What you need to do:
Please reproduce the entries that follow, keeping each word intact.

===== Information supplied =====

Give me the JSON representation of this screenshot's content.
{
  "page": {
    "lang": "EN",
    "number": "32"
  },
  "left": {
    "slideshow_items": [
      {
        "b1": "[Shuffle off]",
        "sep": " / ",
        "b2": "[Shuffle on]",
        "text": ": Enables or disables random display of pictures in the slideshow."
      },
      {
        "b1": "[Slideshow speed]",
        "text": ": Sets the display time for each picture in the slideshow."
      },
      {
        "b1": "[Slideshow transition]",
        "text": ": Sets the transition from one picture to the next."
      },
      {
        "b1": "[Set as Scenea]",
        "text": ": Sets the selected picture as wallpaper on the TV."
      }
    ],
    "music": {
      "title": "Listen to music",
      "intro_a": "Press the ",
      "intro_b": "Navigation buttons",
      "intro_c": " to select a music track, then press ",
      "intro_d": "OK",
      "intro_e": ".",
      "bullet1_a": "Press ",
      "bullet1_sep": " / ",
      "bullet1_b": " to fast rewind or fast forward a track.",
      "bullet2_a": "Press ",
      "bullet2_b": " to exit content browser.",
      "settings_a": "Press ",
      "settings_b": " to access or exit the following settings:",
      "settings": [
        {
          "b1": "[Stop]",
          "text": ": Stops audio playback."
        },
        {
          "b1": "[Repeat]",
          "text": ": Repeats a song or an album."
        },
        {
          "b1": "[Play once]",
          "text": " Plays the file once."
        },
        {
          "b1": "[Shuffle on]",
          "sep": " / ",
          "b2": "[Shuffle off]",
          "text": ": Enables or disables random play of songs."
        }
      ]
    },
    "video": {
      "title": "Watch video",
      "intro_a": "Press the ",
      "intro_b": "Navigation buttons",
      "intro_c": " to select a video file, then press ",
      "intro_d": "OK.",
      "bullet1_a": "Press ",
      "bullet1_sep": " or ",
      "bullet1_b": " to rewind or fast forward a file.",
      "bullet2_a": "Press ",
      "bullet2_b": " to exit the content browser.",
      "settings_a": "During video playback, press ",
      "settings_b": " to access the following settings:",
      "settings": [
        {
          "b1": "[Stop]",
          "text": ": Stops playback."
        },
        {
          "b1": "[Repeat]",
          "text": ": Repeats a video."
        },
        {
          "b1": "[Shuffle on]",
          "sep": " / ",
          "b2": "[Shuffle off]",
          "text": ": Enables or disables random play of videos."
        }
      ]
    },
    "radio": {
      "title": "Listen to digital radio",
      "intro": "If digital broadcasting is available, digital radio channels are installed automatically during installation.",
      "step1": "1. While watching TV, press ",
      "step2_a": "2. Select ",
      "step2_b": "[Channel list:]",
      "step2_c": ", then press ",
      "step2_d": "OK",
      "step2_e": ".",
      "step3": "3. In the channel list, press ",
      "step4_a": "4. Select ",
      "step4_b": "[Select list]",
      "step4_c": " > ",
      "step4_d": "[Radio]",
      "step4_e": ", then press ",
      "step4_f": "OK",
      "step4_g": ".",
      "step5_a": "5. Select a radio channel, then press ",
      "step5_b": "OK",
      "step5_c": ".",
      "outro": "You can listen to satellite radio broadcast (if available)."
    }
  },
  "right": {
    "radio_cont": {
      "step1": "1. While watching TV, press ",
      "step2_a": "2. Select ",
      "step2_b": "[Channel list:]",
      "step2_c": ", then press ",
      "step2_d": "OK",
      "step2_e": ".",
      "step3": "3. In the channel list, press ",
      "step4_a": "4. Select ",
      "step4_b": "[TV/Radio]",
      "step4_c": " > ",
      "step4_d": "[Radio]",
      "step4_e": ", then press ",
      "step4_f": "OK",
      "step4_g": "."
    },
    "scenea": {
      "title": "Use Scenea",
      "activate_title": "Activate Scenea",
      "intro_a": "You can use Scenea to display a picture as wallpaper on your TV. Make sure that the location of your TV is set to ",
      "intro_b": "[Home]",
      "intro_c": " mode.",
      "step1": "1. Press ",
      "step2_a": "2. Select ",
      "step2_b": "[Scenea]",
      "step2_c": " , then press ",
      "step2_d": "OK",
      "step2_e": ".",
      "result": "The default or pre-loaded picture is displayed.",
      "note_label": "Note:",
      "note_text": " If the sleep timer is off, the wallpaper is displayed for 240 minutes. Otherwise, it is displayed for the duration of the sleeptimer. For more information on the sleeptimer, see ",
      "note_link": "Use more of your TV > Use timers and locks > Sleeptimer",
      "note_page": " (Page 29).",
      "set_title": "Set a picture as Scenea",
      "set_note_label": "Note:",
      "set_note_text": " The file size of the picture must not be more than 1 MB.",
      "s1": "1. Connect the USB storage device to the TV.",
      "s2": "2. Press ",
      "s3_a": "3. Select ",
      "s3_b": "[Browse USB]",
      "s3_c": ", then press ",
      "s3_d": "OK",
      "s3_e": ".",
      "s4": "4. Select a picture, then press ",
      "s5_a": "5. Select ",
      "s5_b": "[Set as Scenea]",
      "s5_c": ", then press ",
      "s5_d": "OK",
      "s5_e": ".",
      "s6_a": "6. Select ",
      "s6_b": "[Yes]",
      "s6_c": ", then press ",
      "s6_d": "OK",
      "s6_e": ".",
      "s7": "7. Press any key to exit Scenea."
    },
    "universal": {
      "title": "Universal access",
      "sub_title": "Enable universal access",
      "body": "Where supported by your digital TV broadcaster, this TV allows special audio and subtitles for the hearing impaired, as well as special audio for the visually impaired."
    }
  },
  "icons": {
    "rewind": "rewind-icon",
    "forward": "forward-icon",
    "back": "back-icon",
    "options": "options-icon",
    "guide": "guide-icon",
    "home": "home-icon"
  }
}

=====

Result of the exercise:
Give me the JSON representation of this screenshot's content.
{
  "page": {
    "lang": "EN",
    "number": "32"
  },
  "left": {
    "slideshow_items": [
      {
        "b1": "[Shuffle off]",
        "sep": " / ",
        "b2": "[Shuffle on]",
        "text": ": Enables or disables random display of pictures in the slideshow."
      },
      {
        "b1": "[Slideshow speed]",
        "text": ": Sets the display time for each picture in the slideshow."
      },
      {
        "b1": "[Slideshow transition]",
        "text": ": Sets the transition from one picture to the next."
      },
      {
        "b1": "[Set as Scenea]",
        "text": ": Sets the selected picture as wallpaper on the TV."
      }
    ],
    "music": {
      "title": "Listen to music",
      "intro_a": "Press the ",
      "intro_b": "Navigation buttons",
      "intro_c": " to select a music track, then press ",
      "intro_d": "OK",
      "intro_e": ".",
      "bullet1_a": "Press ",
      "bullet1_sep": " / ",
      "bullet1_b": " to fast rewind or fast forward a track.",
      "bullet2_a": "Press ",
      "bullet2_b": " to exit content browser.",
      "settings_a": "Press ",
      "settings_b": " to access or exit the following settings:",
      "settings": [
        {
          "b1": "[Stop]",
          "text": ": Stops audio playback."
        },
        {
          "b1": "[Repeat]",
          "text": ": Repeats a song or an album."
        },
        {
          "b1": "[Play once]",
          "text": " Plays the file once."
        },
        {
          "b1": "[Shuffle on]",
          "sep": " / ",
          "b2": "[Shuffle off]",
          "text": ": Enables or disables random play of songs."
        }
      ]
    },
    "video": {
      "title": "Watch video",
      "intro_a": "Press the ",
      "intro_b": "Navigation buttons",
      "intro_c": " to select a video file, then press ",
      "intro_d": "OK.",
      "bullet1_a": "Press ",
      "bullet1_sep": " or ",
      "bullet1_b": " to rewind or fast forward a file.",
      "bullet2_a": "Press ",
      "bullet2_b": " to exit the content browser.",
      "settings_a": "During video playback, press ",
      "settings_b": " to access the following settings:",
      "settings": [
        {
          "b1": "[Stop]",
          "text": ": Stops playback."
        },
        {
          "b1": "[Repeat]",
          "text": ": Repeats a video."
        },
        {
          "b1": "[Shuffle on]",
          "sep": " / ",
          "b2": "[Shuffle off]",
          "text": ": Enables or disables random play of videos."
        }
      ]
    },
    "radio": {
      "title": "Listen to digital radio",
      "intro": "If digital broadcasting is available, digital radio channels are installed automatically during installation.",
      "step1": "1. While watching TV, press ",
      "step2_a": "2. Select ",
      "step2_b": "[Channel list:]",
      "step2_c": ", then press ",
      "step2_d": "OK",
      "step2_e": ".",
      "step3": "3. In the channel list, press ",
      "step4_a": "4. Select ",
      "step4_b": "[Select list]",
      "step4_c": " > ",
      "step4_d": "[Radio]",
      "step4_e": ", then press ",
      "step4_f": "OK",
      "step4_g": ".",
      "step5_a": "5. Select a radio channel, then press ",
      "step5_b": "OK",
      "step5_c": ".",
      "outro": "You can listen to satellite radio broadcast (if available)."
    }
  },
  "right": {
    "radio_cont": {
      "step1": "1. While watching TV, press ",
      "step2_a": "2. Select ",
      "step2_b": "[Channel list:]",
      "step2_c": ", then press ",
      "step2_d": "OK",
      "step2_e": ".",
      "step3": "3. In the channel list, press ",
      "step4_a": "4. Select ",
      "step4_b": "[TV/Radio]",
      "step4_c": " > ",
      "step4_d": "[Radio]",
      "step4_e": ", then press ",
      "step4_f": "OK",
      "step4_g": "."
    },
    "scenea": {
      "title": "Use Scenea",
      "activate_title": "Activate Scenea",
      "intro_a": "You can use Scenea to display a picture as wallpaper on your TV. Make sure that the location of your TV is set to ",
      "intro_b": "[Home]",
      "intro_c": " mode.",
      "step1": "1. Press ",
      "step2_a": "2. Select ",
      "step2_b": "[Scenea]",
      "step2_c": " , then press ",
      "step2_d": "OK",
      "step2_e": ".",
      "result": "The default or pre-loaded picture is displayed.",
      "note_label": "Note:",
      "note_text": " If the sleep timer is off, the wallpaper is displayed for 240 minutes. Otherwise, it is displayed for the duration of the sleeptimer. For more information on the sleeptimer, see ",
      "note_link": "Use more of your TV > Use timers and locks > Sleeptimer",
      "note_page": " (Page 29).",
      "set_title": "Set a picture as Scenea",
      "set_note_label": "Note:",
      "set_note_text": " The file size of the picture must not be more than 1 MB.",
      "s1": "1. Connect the USB storage device to the TV.",
      "s2": "2. Press ",
      "s3_a": "3. Select ",
      "s3_b": "[Browse USB]",
      "s3_c": ", then press ",
      "s3_d": "OK",
      "s3_e": ".",
      "s4": "4. Select a picture, then press ",
      "s5_a": "5. Select ",
      "s5_b": "[Set as Scenea]",
      "s5_c": ", then press ",
      "s5_d": "OK",
      "s5_e": ".",
      "s6_a": "6. Select ",
      "s6_b": "[Yes]",
      "s6_c": ", then press ",
      "s6_d": "OK",
      "s6_e": ".",
      "s7": "7. Press any key to exit Scenea."
    },
    "universal": {
      "title": "Universal access",
      "sub_title": "Enable universal access",
      "body": "Where supported by your digital TV broadcaster, this TV allows special audio and subtitles for the hearing impaired, as well as special audio for the visually impaired."
    }
  },
  "icons": {
    "rewind": "rewind-icon",
    "forward": "forward-icon",
    "back": "back-icon",
    "options": "options-icon",
    "guide": "guide-icon",
    "home": "home-icon"
  }
}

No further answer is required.